102:1 Reading stâk darîd; Justi has 'baked shoots;' Anquetil has 'the three following;' M6 has stâk va karafs, 'shoots and parsley.'
102:2 Or târak in § 5, Pers. tarah.
102:3 Reading Huz. neskhunân, 'twisting,' but the word is doubtful. Justi has 'sitting on the plant,' which is a rather singular description for cotton.
102:4 Reading makag; Anquetil, Windischmann, and Justi read mazg, 'marrow,' but this is usually written otherwise.
102:5 Perhaps for zêtô, 'olive,' as Anquetil supposes, and Justi assumes.
102:6 Reading tûf (compare Pers. tuf, 'saliva').
103:1 Pâz. kendri for Pahl. kundur probably.
103:2 Justi compares Pers. barghast.
103:3 Pâz. kâkura may be equivalent to Pers. qaqulah, 'cardamoms,' or to Pers. kâkul or kâkûl, 'marjoram.'
103:4 K20 omits a line, from here to the word 'either.'
103:5 The line which contained this sentence is torn off in K20.
103:6 Pâz. anârsar is a misreading of Pahl. anârgîl (Pers. nârgîl, 'cocoa-nut').
103:7 Pâz. pendak, a misreading of Pahl. funduk.
103:8 Pâz. shahbrôd, a misreading of Pahl. shahbalût; omitted in M6.
103:9 M6 begins a new chapter here.
103:10 These are the thirty archangels and angels whose names are applied to the thirty days of the Parsi month, in the order in p. 104 which they are mentioned here, except that Aûharmazd is the first day, and Vohûman is the second.

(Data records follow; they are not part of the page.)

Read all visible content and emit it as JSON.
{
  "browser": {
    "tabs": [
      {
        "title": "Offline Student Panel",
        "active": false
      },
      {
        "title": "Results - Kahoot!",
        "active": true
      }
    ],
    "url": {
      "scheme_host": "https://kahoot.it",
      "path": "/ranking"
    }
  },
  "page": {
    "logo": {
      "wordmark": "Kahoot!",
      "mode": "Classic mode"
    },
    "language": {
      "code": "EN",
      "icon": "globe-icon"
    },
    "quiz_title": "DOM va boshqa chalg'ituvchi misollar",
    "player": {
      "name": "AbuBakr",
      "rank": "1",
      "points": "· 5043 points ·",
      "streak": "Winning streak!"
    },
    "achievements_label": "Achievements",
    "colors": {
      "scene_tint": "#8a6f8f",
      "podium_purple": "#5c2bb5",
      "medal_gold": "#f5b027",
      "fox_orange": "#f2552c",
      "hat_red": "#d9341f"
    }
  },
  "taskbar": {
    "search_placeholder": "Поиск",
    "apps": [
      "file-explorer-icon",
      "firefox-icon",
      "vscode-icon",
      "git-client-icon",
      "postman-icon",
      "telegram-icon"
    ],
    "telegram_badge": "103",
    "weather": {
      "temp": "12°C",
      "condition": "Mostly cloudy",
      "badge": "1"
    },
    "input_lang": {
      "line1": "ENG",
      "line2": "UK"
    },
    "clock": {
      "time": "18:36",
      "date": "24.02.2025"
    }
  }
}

104:1 M6 has 'yellow.'
104:2 Synonymous with the Ardavahist of Chap. I, 26.
104:3 Anquetil, Windischmann, and Justi have 'the poppy.'

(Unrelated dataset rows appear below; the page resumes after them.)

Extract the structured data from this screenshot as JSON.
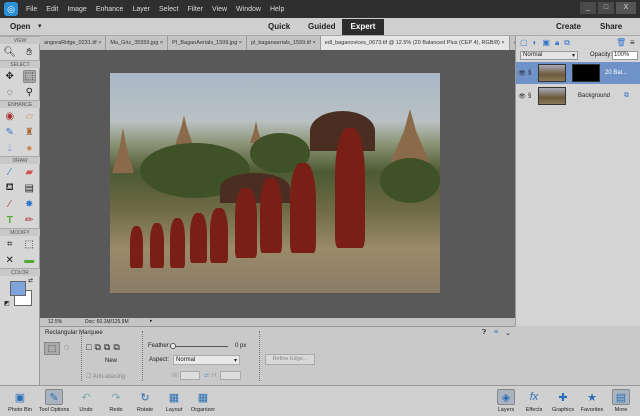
{
  "menubar": {
    "items": [
      "File",
      "Edit",
      "Image",
      "Enhance",
      "Layer",
      "Select",
      "Filter",
      "View",
      "Window",
      "Help"
    ],
    "controls": [
      "_",
      "□",
      "X"
    ]
  },
  "modebar": {
    "open": "Open",
    "modes": [
      "Quick",
      "Guided",
      "Expert"
    ],
    "create": "Create",
    "share": "Share"
  },
  "tabs": [
    "angoraRidge_0231.tif",
    "Ma_Griz_35559.jpg",
    "PI_BaganAerials_1599.jpg",
    "pl_baganaerials_1599.tif",
    "edl_baganovices_0673.tif @ 12.5% (20 Balanced Plus (CEP 4), RGB/8)"
  ],
  "toolbar": {
    "sections": [
      "VIEW",
      "SELECT",
      "ENHANCE",
      "DRAW",
      "MODIFY",
      "COLOR"
    ],
    "colors": {
      "foreground": "#7fa3dc",
      "background": "#ffffff"
    }
  },
  "layers": {
    "blend_mode": "Normal",
    "opacity_label": "Opacity:",
    "opacity": "100%",
    "items": [
      {
        "name": "20 Bal...",
        "selected": true
      },
      {
        "name": "Background",
        "selected": false
      }
    ]
  },
  "status": {
    "zoom": "12.5%",
    "doc": "Doc: 60.1M/125.9M"
  },
  "tool_options": {
    "title": "Rectangular Marquee",
    "mode_label": "New",
    "anti_alias": "Anti-aliasing",
    "feather_label": "Feather:",
    "feather_value": "0 px",
    "aspect_label": "Aspect:",
    "aspect_value": "Normal",
    "w_label": "W:",
    "h_label": "H:",
    "refine": "Refine Edge..."
  },
  "taskbar": {
    "left": [
      "Photo Bin",
      "Tool Options",
      "Undo",
      "Redo",
      "Rotate",
      "Layout",
      "Organizer"
    ],
    "right": [
      "Layers",
      "Effects",
      "Graphics",
      "Favorites",
      "More"
    ]
  }
}
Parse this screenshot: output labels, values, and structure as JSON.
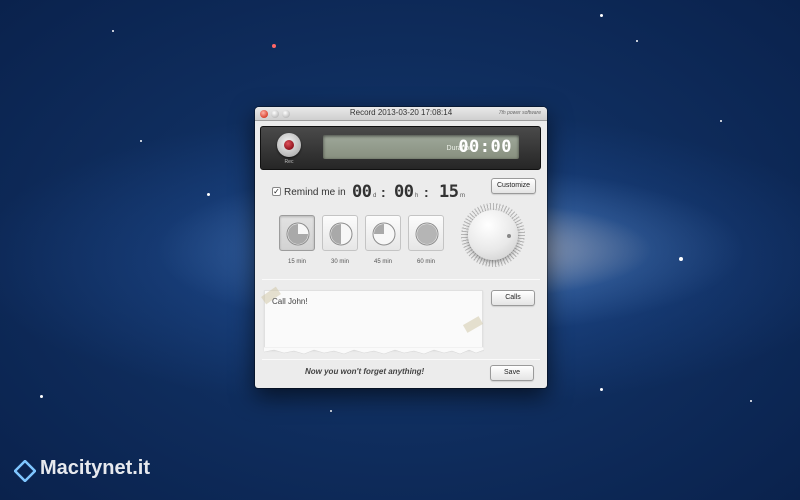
{
  "window": {
    "title": "Record 2013-03-20 17:08:14",
    "brand": "7th  power  software"
  },
  "recorder": {
    "rec_label": "Rec",
    "duration_label": "Duration",
    "duration_value": "00:00"
  },
  "reminder": {
    "checked": true,
    "check_mark": "✓",
    "label": "Remind me in",
    "days": "00",
    "days_unit": "d",
    "hours": "00",
    "hours_unit": "h",
    "minutes": "15",
    "minutes_unit": "m",
    "customize_label": "Customize"
  },
  "presets": [
    {
      "label": "15 min",
      "fraction": 0.25,
      "active": true
    },
    {
      "label": "30 min",
      "fraction": 0.5,
      "active": false
    },
    {
      "label": "45 min",
      "fraction": 0.75,
      "active": false
    },
    {
      "label": "60 min",
      "fraction": 1.0,
      "active": false
    }
  ],
  "note": {
    "text": "Call John!",
    "calls_label": "Calls"
  },
  "footer": {
    "tagline": "Now you won't forget anything!",
    "save_label": "Save"
  },
  "watermark": {
    "text": "Macitynet.it"
  }
}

104:4 M6 has Pâz. lg as only the first part of the word, and Justi translates it by 'red lac,' which is not a plant. Transcribing the Pâzand into Pahlavi, perhaps the nearest probable word is rand, 'laurel.'
104:5 M6 has Pâz. mênr; Anquetil has 'vine blossom,' and is followed by Windischmann and Justi, but the word is very uncertain.
104:6 The remainder of this chapter is lost from K20.
104:7 This female angel is also called Arshisang (see Chap. XXII, 4).
104:8 See § 4.
104:9 M6 leaves a blank space for the name of the flower; perhaps it is the marv-i Ardashîrân.
105:1 Reading, in Pahlavi, Hôm yêdatô aê hôm.
105:2 See Chap. XXI, 1. Referring to the necessity of drying firewood before putting it on the fire. The kûnâr is specially mentioned, as one of the first fire-woods used by mankind, in Chap. XV, 13.